At least the Democrats don't seem to be pissing away this opportunity. Dick Durbin went on the attack today, using a national radio address to call out republicans for failing to back the bill to stave off the Medicare cuts. "It's time for the Republican senators who are filibustering this measure to put our seniors and our military families ahead of private insurance companies and let the Senate pass this bill as soon as possible," Durbin said.
The current occupant and the obstructionist pricks on the right side of the aisle in the upper chamber don't like the bill because it includes offsetting cuts to insurance companies that use Medicare money to offer private health care coverage to about 20 percent of seniors.
I find the whole spectacle surreal. I am loving the show, but that doesn't mean I understand thing one about the thinking that went into this idiotic move.
Seniors vote. They never miss a chance to cast a ballot. They are also more likely to live on a fixed income and to rely on "safety net" programs, so the prices of food and fuel have already taken a toll on Seniors and affected the chances of Seniors voting for republicans in November. The same costs that are squeezing the budgets of Seniors are squeezing the estimated 20,000 senior nutrition programs across the country that serve millions of elderly and frail Americans. Most needs are still being met, but advocates for the elderly and the disabled are worried that the ability to continue meeting those needs is in peril, and Seniors could end up going hungry. The worries are compounded by spiraling prices coupled with the flat funding, and donations are off thanks to an ailing economy.
"All of that is generating a lot of anxiety," said Bob Anderson, associate director of the Metropolitan Area Agency on Aging in Minneapolis-St. Paul.
Across the country, nearly 60 percent of the estimated 5,000 programs that belong to the Meals on Wheels Association of America have lost volunteers who can't afford gas, said Enid A. Borden, president and CEO of the program that has been providing meals to Americans in need since 1954.
Nearly half the programs have eliminated routes or consolidated meal services. Some 38 percent have switched to delivering frozen rather than hot meals, while about 30 percent are cutting personal visits from five days a week to one.
"We're in a crisis and it's just getting worse and worse," said Borden, who is urging Congress to increase money for senior nutrition programs by at least 10 percent.
Two pending bills don't come close to that amount, said Peggy Ingraham, the association's senior vice president for public policy. A House subcommittee is considering a 6.5 percent increase for senior nutrition programs for the fiscal year that begins Oct. 1, while a Senate subcommittee is considering a 5.7 percent increase. The federal earmark for the current fiscal year is $758 million.
Cuts are already inevitable in New York City, said Marcia Stein, executive director of Citymeals on Wheels, where meetings are under way this week to work out details such as who will no longer receive meals.
"We have no choice," she said. "It's like trying to take a size 10 foot and putting it into a size 7 shoe."

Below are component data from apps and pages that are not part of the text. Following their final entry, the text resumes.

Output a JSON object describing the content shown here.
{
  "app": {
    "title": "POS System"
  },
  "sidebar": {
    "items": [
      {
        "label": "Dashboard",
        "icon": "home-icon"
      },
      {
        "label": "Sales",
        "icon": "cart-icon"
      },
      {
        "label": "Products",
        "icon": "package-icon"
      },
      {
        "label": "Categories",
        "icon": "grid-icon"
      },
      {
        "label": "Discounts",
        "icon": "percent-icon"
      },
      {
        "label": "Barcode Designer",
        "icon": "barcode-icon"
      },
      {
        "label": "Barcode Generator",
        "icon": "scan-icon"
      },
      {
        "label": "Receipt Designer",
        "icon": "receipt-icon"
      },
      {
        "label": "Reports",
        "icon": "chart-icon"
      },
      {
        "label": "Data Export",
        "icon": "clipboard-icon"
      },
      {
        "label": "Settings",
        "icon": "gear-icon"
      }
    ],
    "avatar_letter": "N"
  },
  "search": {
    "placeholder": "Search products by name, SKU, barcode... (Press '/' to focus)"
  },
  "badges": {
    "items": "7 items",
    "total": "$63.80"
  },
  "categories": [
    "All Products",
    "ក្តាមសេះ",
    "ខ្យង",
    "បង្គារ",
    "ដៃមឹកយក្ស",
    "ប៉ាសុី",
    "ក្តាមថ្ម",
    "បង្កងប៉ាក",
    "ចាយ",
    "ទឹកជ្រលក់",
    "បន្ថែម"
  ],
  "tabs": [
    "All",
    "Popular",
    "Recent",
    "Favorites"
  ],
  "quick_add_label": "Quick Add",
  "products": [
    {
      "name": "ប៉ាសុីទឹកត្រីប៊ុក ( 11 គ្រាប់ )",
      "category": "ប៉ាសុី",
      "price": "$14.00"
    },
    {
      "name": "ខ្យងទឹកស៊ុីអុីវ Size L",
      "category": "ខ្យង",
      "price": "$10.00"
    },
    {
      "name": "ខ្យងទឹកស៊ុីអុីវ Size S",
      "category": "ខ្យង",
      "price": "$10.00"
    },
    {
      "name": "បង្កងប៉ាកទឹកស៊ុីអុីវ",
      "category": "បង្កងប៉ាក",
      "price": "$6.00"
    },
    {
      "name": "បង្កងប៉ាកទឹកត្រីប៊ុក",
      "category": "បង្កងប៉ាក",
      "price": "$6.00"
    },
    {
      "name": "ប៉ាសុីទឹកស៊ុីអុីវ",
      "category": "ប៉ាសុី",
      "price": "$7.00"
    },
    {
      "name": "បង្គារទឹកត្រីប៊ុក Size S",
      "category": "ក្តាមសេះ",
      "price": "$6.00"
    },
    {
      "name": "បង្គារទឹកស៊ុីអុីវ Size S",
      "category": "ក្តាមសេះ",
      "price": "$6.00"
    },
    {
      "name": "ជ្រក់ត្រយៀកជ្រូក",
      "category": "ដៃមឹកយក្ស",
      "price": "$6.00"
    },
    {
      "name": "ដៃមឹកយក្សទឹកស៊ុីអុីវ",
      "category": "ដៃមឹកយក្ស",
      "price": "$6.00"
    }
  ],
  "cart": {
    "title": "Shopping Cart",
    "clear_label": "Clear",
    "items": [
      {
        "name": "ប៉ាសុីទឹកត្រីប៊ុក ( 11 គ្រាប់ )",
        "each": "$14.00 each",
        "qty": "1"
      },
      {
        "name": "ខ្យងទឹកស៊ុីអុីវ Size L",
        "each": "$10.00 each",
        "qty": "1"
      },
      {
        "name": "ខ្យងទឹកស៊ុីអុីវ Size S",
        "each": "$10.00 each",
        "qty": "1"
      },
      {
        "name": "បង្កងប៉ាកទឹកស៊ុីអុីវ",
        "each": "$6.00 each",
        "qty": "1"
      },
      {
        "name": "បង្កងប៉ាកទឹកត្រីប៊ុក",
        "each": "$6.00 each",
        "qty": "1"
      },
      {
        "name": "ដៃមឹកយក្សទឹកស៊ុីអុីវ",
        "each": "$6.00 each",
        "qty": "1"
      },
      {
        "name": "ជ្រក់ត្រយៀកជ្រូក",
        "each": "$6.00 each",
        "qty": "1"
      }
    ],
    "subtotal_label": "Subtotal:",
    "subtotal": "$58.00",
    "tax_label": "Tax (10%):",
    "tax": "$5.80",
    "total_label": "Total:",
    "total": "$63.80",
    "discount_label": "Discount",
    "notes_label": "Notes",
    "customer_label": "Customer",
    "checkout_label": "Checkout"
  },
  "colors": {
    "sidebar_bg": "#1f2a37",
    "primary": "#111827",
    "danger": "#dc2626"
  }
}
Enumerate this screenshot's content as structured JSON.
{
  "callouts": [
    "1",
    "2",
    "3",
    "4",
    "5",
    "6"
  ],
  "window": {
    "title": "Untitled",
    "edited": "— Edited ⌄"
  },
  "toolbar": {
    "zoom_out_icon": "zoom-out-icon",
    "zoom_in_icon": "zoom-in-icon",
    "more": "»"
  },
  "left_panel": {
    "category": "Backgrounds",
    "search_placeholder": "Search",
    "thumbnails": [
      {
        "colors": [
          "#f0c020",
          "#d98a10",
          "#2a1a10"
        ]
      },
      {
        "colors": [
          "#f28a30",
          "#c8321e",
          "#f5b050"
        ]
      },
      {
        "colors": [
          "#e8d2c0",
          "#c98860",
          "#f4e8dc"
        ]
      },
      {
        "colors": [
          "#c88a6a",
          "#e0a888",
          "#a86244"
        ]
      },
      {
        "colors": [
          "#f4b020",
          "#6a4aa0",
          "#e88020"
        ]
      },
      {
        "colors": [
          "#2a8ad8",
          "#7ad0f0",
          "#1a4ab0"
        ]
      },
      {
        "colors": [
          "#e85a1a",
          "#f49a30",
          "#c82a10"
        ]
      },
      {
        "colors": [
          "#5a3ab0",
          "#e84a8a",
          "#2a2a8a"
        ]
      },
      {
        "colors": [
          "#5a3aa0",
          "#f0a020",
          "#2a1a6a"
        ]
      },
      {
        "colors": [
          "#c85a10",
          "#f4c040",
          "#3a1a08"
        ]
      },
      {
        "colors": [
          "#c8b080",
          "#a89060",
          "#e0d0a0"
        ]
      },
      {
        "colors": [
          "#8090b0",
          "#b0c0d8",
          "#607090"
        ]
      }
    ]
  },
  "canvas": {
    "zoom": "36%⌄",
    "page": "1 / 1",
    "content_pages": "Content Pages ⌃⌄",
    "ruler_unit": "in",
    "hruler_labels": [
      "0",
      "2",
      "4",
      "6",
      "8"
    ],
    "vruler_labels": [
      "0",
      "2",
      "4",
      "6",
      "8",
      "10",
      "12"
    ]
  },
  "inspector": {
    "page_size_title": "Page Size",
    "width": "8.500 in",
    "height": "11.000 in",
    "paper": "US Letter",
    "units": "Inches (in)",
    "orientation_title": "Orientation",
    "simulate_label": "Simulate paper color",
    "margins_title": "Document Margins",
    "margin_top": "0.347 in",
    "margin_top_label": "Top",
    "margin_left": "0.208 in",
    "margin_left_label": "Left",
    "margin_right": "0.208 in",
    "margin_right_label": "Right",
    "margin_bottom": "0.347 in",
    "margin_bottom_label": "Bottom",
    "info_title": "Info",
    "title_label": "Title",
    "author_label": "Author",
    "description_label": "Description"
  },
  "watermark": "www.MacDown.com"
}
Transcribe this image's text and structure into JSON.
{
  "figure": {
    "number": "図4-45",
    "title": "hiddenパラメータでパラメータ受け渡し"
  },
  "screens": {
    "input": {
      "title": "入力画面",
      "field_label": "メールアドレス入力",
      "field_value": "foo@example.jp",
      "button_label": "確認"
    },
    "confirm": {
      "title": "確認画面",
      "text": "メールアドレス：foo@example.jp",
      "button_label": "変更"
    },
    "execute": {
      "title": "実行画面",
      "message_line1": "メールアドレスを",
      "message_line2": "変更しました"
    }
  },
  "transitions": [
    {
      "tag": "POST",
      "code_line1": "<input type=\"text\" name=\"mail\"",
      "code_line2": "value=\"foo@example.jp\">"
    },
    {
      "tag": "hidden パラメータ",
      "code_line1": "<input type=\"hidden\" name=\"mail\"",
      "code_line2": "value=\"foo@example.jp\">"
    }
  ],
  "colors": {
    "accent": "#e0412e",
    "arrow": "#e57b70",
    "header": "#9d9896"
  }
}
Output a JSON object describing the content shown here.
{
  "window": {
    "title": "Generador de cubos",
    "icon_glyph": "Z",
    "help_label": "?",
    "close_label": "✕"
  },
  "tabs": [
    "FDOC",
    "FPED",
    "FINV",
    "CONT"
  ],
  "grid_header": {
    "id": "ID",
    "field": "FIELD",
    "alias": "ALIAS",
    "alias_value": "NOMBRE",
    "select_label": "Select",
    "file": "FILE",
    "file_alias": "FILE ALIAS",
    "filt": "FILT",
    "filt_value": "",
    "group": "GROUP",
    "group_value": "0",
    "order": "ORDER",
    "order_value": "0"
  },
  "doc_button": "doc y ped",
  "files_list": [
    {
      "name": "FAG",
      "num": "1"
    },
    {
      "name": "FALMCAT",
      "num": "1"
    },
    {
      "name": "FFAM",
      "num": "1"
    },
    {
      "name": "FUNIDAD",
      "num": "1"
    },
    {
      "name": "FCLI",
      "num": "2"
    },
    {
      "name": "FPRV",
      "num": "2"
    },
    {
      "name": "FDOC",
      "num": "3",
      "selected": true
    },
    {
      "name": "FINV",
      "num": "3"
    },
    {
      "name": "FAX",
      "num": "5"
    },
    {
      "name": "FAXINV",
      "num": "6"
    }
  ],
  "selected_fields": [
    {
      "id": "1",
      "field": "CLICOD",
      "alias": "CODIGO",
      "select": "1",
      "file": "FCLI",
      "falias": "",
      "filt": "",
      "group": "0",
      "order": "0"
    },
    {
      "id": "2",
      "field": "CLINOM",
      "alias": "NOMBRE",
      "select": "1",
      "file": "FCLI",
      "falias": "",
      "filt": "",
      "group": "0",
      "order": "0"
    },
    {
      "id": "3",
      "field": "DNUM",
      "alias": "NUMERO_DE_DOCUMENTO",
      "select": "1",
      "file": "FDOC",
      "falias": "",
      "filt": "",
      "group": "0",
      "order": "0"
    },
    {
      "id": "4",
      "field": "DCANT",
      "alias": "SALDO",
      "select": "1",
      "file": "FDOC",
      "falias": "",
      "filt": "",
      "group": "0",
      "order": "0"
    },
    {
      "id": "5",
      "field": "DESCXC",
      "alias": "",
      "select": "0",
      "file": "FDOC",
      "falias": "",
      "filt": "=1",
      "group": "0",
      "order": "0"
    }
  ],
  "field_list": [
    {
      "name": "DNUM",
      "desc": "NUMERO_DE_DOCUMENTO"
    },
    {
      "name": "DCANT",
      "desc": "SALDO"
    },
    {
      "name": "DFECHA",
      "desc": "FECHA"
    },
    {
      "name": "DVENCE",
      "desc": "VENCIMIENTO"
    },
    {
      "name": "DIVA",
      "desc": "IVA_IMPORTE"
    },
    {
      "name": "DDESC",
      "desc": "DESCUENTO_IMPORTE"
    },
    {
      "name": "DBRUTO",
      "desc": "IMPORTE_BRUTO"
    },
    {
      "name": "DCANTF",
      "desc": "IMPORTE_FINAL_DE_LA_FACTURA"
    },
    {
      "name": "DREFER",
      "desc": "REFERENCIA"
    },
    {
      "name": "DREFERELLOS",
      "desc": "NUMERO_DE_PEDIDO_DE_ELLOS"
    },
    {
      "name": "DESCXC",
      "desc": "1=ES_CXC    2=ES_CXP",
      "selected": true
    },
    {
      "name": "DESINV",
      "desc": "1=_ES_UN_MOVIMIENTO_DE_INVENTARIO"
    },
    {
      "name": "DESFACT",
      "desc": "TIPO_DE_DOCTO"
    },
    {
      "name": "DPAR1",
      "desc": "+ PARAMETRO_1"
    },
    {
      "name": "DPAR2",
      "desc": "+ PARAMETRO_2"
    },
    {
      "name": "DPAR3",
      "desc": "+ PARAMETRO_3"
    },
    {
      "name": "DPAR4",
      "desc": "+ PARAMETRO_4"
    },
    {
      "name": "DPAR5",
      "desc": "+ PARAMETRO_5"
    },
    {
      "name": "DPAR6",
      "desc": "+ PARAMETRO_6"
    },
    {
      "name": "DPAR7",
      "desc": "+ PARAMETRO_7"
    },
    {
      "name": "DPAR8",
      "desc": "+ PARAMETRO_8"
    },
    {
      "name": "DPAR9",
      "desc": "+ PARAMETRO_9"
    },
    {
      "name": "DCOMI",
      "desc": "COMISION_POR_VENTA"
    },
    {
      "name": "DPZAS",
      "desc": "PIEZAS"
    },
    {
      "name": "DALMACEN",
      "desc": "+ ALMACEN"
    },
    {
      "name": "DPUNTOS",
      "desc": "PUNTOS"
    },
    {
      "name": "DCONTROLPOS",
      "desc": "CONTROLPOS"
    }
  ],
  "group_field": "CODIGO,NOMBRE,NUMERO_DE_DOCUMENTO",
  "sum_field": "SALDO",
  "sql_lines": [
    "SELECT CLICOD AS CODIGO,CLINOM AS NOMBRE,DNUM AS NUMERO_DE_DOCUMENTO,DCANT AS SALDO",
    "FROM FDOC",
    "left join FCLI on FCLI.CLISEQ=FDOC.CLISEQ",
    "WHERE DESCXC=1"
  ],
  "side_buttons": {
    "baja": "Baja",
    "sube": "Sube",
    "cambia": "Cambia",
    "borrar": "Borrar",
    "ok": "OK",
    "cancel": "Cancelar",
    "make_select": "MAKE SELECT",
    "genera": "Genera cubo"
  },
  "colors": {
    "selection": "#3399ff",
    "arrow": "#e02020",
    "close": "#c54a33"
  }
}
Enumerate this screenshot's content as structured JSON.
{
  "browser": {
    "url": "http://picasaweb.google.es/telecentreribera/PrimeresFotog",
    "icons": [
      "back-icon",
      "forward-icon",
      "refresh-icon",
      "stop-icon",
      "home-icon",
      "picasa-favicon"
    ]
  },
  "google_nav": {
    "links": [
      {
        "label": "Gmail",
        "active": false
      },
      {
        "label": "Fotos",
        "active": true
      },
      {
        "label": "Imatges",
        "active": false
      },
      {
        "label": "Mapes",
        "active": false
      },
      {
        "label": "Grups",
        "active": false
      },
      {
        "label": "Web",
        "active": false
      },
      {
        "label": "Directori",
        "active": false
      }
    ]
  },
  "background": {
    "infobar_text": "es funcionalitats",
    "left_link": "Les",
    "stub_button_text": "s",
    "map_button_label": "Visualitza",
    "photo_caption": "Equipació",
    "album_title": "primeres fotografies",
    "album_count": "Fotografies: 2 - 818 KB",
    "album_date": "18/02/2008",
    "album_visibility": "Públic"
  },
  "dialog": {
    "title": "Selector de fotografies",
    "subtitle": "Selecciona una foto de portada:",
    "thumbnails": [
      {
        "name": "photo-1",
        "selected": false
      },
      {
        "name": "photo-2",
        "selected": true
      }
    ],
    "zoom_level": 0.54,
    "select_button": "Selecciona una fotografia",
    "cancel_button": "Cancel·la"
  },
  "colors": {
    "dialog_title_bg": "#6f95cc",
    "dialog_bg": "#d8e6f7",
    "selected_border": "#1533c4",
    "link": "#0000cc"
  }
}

Meals on Wheels volunteers have already started dropping out of the program, unable to afford the gasoline to deliver the hot meals to the seniors they serve. Other agencies have altered routes and schedules and changed the way they deliver the necessary nutrition and transportation services that allow seniors to stay in their own homes.
And all of this is going to impact how the demographic with the highest turnout of all votes this fall. Mitch McConnell, you magnificent bastard, don't you never die...